But being fat isn’t the same as being part of other marginalized groups, such as being a woman, being gay, being transgender, or being Black. No reputable scientific study has ever found that being gay or transgender is in any way unhealthy or abnormal (except, of course, in the statistical sense). No reputable scientific study has ever found that women or African Americans are inferior in any way to men or Caucasians. But our entire body of medical evidence shows that being severely overweight comes with significant hazards to your health. This is something that is simply true. Regardless of whether you think BMI is a good measure of obesity, and regardless of how easy or difficult it is for you to lose weight, being obese is unhealthy. Does this mean that discrimination against fat people is okay? Hell no. But it does mean that obesity is something that should be discouraged.

Incidentally, some of the things that anti-fatism activists consider discrimination simply aren’t. For instance, when airlines ask obese people to buy two seats, guess what–it’s not because they just don’t like obese people. It’s because if your body requires more than one seat, then you should have more than one seat–in which case, it follows that you should pay for more than one seat, because it wouldn’t be fair to give some people a second seat for free. Furthermore, it would be unfair for a person who paid for a seat to effectively receive only half a seat because the person sitting next to them clearly requires part of theirs. Does it suck to have to pay more to fly if you’re fat? Yes. But in that case, lobby for airlines to make seats bigger, not to give you permission to use half of another customer’s seat.

Also, companies that provide incentives for their employees to exercise/get down to a healthy weight/whatever are not being fatist. They’re doing two things: 1) encouraging their employees to be healthier, and 2) saving themselves money by reducing lost productivity due to medical problems and by reducing the amount they have to pay as insurance. Fact: being healthier and not obese reduces medical expenditures. Similarly, doctors who recommend that their obese patients lose weight are not being fatist. They are being doctors. I am terrified of the day when doctors are prevented from dispensing sound, evidence-based medical advice for fear of offending someone.

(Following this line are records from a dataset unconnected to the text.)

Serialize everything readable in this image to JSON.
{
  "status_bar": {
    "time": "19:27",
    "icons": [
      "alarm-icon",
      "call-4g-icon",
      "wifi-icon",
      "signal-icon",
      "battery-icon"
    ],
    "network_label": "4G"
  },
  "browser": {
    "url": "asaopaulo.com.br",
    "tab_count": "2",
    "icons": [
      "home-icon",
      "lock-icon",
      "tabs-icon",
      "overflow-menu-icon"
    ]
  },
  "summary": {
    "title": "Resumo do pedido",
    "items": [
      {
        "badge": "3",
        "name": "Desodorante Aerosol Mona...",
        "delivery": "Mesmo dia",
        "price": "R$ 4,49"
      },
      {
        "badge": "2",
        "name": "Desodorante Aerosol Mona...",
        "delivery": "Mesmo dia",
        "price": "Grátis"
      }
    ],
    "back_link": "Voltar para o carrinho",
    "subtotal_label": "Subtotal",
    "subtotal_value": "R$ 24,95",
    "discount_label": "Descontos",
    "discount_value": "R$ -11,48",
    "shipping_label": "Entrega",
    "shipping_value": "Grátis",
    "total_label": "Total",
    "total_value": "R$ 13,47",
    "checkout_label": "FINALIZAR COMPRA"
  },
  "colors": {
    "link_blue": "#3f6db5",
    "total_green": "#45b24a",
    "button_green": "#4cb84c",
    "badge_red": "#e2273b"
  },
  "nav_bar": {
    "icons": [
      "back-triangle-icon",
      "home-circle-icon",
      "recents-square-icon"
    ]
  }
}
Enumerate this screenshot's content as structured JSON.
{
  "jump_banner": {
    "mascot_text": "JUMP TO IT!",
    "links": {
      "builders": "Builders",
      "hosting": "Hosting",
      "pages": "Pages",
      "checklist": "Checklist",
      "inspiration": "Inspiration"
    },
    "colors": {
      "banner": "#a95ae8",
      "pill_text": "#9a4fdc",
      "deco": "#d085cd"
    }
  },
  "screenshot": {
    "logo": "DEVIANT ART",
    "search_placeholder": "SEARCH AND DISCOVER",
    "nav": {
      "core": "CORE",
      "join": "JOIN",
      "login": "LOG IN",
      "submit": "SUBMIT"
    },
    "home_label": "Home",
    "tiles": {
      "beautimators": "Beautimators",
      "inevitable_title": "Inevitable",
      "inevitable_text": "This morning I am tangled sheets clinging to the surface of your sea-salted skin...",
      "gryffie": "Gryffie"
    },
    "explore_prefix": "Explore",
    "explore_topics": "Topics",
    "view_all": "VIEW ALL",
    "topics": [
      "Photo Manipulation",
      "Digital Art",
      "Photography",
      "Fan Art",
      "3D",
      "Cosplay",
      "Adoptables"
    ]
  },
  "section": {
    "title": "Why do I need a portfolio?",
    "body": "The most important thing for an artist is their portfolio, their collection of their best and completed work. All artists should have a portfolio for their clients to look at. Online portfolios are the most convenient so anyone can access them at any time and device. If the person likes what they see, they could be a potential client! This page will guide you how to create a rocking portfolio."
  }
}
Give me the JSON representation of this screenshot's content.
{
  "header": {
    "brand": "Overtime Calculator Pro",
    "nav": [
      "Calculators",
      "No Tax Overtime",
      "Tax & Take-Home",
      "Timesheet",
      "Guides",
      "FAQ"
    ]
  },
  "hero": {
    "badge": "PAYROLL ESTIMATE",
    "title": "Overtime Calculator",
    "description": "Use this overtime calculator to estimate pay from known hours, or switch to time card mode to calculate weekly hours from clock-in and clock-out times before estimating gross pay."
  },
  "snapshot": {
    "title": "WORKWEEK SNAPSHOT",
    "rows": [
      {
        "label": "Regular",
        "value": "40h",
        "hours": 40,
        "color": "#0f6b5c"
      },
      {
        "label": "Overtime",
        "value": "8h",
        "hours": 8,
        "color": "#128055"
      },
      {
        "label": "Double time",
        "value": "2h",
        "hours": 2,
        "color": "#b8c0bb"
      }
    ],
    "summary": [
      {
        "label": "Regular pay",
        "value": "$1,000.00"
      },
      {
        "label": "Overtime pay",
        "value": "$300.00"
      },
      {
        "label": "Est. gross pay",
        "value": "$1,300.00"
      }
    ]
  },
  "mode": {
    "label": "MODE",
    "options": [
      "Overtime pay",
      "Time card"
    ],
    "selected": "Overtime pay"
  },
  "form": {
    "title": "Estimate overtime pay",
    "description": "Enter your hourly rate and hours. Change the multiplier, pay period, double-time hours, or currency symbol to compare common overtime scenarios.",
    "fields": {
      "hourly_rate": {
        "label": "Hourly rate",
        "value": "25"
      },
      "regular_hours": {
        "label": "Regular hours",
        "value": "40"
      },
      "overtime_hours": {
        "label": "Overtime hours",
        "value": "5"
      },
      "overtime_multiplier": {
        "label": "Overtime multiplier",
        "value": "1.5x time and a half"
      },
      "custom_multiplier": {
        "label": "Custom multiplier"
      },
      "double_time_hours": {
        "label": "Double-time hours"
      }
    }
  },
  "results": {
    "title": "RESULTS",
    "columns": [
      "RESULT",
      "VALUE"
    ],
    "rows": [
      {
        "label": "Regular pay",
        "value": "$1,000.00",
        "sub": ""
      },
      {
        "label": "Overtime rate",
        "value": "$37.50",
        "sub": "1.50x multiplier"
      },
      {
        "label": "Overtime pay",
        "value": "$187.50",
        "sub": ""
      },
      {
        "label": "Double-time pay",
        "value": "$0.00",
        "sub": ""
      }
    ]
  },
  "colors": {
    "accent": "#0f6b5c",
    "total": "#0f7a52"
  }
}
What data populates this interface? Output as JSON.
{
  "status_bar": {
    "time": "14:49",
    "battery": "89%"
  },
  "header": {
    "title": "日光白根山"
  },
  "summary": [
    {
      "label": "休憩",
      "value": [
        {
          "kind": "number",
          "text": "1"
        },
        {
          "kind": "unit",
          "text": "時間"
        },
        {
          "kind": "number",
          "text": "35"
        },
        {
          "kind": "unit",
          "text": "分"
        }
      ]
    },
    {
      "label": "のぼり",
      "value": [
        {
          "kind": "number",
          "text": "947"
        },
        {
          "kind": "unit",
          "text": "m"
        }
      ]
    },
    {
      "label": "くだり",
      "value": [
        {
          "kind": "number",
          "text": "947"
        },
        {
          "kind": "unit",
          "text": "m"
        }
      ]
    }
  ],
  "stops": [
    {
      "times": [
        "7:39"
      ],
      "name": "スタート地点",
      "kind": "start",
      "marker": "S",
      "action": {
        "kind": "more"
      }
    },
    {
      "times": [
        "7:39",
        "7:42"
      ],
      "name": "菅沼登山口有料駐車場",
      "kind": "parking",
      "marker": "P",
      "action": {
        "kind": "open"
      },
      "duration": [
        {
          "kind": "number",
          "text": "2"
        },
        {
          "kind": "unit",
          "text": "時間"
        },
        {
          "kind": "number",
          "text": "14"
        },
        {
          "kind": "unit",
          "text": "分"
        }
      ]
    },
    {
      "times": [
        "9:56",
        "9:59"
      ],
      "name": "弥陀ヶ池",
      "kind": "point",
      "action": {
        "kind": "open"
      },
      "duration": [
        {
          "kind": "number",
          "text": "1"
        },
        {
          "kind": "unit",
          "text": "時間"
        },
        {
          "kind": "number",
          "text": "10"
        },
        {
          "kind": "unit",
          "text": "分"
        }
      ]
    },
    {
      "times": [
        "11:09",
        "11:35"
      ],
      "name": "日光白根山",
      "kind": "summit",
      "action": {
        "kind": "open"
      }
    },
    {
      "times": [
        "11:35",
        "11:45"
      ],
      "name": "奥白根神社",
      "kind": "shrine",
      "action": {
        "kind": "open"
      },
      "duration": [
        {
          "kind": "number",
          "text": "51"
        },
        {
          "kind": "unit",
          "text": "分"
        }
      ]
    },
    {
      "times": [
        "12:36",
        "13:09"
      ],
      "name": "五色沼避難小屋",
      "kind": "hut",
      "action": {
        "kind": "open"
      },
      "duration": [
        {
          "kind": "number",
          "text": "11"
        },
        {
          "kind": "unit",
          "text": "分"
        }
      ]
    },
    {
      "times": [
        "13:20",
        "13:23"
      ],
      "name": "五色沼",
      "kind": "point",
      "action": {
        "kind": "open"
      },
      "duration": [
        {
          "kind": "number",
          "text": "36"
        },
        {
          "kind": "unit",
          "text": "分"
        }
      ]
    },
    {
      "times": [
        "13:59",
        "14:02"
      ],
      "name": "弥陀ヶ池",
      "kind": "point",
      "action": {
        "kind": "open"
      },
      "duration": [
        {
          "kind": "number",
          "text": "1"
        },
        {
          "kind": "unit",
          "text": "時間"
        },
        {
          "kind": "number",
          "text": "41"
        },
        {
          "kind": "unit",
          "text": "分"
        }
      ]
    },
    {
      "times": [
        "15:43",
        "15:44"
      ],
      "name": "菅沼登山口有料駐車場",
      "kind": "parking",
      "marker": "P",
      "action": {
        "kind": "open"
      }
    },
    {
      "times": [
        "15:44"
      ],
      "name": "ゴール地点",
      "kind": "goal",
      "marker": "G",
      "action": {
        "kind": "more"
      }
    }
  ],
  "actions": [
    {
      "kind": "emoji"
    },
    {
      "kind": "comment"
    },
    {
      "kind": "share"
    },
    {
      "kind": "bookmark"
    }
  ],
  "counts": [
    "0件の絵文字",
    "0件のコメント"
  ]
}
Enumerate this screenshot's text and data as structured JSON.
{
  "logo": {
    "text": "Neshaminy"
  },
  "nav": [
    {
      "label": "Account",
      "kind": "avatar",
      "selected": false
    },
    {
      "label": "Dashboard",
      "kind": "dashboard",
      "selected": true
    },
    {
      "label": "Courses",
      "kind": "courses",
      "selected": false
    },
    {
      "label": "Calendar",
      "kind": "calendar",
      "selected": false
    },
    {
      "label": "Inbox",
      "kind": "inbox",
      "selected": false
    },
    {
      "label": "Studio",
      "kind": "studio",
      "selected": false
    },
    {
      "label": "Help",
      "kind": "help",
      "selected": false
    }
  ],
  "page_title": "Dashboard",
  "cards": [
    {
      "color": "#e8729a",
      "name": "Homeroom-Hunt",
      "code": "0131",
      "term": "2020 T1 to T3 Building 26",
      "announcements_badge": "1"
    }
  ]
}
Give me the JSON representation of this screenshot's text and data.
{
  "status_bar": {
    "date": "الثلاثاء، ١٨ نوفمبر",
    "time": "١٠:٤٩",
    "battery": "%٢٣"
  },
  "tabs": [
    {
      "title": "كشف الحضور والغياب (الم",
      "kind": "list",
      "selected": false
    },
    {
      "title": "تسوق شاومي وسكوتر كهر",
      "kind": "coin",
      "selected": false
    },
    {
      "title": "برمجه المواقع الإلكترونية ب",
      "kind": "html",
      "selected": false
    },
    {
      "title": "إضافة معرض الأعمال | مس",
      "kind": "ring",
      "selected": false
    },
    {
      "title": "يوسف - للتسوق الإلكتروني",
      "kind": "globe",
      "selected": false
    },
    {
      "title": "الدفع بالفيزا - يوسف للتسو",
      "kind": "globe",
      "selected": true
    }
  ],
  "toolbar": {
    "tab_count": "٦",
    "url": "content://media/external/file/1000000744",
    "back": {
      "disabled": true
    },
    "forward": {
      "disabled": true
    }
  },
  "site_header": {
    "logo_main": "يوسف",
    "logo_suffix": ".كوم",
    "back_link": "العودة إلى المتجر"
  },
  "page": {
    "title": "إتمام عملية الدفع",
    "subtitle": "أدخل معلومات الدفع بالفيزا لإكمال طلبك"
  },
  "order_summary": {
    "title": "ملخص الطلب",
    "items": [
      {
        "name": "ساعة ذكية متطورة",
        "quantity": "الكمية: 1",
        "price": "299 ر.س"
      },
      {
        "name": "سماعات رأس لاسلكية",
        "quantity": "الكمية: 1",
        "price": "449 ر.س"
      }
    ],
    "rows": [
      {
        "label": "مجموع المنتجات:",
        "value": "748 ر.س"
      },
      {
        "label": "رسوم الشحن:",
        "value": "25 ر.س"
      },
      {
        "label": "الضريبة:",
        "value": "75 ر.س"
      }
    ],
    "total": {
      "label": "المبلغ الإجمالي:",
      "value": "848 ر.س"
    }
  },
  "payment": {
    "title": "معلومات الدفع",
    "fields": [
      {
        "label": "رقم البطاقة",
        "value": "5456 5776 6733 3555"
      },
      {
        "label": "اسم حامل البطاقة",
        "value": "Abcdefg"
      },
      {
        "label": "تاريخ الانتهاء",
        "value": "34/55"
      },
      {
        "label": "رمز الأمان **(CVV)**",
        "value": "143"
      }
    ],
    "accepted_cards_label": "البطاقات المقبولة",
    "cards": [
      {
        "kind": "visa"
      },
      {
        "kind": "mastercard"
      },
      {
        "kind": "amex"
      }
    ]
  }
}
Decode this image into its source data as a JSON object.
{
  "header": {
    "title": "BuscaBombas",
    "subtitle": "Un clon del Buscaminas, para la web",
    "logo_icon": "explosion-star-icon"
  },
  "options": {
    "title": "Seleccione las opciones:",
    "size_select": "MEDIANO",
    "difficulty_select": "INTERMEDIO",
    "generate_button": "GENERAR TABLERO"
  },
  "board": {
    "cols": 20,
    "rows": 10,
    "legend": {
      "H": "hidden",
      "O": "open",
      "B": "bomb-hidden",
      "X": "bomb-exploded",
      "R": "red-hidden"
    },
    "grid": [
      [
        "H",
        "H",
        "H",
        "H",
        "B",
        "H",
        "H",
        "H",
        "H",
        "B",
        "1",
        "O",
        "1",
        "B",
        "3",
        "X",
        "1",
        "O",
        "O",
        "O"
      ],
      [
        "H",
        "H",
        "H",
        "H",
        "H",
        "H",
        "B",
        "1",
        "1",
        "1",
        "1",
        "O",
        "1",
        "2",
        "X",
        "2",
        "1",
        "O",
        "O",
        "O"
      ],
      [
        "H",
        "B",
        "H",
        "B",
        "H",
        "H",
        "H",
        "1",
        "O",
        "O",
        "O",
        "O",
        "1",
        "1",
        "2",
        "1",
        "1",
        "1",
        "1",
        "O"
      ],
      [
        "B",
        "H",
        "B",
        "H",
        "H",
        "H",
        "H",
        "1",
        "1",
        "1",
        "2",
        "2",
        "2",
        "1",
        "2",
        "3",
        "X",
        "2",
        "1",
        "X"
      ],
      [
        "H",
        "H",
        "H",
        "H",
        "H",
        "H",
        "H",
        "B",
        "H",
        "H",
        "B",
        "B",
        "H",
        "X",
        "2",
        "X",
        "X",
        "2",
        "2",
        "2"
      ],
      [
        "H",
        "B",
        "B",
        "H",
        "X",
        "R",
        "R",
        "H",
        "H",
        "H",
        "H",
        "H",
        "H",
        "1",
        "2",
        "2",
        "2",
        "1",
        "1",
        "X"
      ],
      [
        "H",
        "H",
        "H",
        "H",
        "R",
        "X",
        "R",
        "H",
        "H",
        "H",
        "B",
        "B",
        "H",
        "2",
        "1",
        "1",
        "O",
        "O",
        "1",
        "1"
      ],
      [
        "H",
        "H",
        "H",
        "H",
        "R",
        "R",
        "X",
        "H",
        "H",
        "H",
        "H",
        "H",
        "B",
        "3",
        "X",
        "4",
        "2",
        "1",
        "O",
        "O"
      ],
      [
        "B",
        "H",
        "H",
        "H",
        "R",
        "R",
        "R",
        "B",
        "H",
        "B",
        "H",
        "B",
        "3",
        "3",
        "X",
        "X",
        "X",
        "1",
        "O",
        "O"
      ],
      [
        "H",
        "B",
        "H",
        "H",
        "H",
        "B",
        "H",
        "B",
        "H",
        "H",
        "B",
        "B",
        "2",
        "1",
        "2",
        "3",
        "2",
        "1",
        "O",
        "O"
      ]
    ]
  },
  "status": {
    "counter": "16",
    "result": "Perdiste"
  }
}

Regardless, it is, in fact, quite possible to discourage obesity without promoting eating disorders, obsessive dieting and exercising, and holding oneself to an impossible standard of beauty, as the mass media does. Conflating  efforts to discourage obesity with efforts to promote unhealthy behaviors or stigmatize fat people is intellectually lazy. There is, for every issue, a solution that is healthy, reasonable, and benefits the greatest possible number of people. Just because that solution is extremely hard to find doesn’t mean it doesn’t exist. It’s there, and I can guarantee that it is almost never at one extreme or the other. It’s usually somewhere in the middle.